=== Section Start ===
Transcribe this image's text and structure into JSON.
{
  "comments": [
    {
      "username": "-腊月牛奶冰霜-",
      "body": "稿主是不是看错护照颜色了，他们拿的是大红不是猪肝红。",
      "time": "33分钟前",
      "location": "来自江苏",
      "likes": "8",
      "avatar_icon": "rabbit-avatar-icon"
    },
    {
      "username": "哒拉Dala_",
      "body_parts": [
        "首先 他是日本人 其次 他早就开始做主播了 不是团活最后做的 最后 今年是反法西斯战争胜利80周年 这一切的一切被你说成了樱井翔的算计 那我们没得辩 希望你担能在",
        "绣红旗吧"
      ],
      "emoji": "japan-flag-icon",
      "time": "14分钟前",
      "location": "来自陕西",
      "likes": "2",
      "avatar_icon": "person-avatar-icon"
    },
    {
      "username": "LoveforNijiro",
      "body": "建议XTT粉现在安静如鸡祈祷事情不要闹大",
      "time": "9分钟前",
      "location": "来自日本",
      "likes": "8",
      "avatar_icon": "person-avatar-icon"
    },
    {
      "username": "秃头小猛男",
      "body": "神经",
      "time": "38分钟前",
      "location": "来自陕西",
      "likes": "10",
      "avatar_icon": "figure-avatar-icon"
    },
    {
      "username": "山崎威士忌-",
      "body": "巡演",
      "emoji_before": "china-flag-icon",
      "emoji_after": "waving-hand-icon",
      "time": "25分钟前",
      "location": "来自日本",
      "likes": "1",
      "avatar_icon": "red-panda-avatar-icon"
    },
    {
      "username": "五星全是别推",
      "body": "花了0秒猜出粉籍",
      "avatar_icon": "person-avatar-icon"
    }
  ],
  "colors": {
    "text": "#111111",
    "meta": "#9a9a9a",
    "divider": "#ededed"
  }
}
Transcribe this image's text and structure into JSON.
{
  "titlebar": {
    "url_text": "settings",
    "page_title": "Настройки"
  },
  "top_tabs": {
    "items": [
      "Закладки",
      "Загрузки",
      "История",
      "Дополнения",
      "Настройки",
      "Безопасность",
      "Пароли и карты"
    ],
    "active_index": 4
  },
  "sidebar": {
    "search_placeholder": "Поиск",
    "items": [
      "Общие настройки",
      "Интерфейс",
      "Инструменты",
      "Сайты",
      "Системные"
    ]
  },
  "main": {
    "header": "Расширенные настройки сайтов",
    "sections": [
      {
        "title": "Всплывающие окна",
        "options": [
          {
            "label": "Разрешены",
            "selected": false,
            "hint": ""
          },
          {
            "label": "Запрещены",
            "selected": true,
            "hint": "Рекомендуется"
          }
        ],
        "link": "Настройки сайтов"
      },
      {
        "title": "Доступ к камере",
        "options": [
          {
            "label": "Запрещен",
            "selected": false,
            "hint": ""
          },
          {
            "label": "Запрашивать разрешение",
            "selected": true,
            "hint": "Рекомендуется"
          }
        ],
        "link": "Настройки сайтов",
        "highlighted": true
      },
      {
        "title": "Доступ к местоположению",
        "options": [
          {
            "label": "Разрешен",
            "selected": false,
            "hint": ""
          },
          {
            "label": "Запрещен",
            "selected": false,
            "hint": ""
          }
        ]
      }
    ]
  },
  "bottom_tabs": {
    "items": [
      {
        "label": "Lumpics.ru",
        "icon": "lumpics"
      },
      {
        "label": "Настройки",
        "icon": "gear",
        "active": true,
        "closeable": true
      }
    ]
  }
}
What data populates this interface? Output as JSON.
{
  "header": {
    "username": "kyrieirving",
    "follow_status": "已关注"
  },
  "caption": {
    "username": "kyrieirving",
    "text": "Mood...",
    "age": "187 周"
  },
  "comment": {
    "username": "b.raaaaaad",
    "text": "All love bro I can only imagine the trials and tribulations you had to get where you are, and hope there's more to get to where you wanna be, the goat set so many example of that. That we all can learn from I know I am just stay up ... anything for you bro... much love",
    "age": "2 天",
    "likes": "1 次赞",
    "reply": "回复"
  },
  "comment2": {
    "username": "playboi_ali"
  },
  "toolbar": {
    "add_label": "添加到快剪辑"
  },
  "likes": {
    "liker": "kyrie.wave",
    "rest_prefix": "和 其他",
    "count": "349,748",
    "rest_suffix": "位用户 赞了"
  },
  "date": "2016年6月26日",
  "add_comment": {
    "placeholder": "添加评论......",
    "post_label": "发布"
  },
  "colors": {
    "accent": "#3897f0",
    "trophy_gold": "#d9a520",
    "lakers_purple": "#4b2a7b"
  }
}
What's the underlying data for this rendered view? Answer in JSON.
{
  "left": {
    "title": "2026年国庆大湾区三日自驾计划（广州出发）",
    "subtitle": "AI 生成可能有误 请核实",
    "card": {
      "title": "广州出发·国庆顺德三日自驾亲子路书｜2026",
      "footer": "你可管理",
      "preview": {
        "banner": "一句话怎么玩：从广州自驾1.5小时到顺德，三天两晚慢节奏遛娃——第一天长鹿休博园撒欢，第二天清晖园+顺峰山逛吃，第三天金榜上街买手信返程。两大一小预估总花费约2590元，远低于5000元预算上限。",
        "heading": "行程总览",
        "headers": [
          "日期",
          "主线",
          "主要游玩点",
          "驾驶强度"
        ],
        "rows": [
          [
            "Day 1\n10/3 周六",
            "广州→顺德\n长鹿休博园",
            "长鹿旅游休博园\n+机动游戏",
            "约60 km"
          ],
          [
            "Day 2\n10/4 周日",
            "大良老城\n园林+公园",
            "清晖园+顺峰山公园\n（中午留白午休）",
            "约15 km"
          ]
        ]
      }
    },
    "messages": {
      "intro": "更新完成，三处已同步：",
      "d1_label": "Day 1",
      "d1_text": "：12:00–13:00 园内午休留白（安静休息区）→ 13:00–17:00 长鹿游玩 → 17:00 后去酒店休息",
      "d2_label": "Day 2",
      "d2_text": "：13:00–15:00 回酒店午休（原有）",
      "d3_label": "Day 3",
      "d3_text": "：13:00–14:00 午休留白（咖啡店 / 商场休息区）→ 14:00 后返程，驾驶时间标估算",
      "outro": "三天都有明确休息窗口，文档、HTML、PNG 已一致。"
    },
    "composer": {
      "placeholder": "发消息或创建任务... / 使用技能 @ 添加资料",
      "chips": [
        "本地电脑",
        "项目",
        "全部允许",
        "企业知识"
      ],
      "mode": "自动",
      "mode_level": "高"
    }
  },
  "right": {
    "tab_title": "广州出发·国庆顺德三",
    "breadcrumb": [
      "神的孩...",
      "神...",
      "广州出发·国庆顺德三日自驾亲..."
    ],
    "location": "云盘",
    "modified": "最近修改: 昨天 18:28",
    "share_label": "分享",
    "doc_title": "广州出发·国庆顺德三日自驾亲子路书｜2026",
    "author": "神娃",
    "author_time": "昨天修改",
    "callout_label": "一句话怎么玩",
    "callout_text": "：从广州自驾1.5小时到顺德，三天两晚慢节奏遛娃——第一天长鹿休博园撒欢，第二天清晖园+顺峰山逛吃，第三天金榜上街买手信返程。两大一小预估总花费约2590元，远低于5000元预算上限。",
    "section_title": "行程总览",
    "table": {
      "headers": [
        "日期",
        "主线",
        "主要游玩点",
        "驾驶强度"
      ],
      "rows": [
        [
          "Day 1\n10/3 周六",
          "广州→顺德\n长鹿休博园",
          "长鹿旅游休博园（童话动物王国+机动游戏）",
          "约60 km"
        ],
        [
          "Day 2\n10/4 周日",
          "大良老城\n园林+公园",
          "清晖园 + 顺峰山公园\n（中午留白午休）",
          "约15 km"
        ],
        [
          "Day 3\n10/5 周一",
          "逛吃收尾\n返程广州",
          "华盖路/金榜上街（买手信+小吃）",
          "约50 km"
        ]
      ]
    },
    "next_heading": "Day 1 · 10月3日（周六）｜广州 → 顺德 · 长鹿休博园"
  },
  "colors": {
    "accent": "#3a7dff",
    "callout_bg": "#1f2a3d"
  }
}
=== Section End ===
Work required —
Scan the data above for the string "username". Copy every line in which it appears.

Completed exercise —
      "username": "-腊月牛奶冰霜-",
      "username": "哒拉Dala_",
      "username": "LoveforNijiro",
      "username": "秃头小猛男",
      "username": "山崎威士忌-",
      "username": "五星全是别推",
    "username": "kyrieirving",
    "username": "kyrieirving",
    "username": "b.raaaaaad",
    "username": "playboi_ali"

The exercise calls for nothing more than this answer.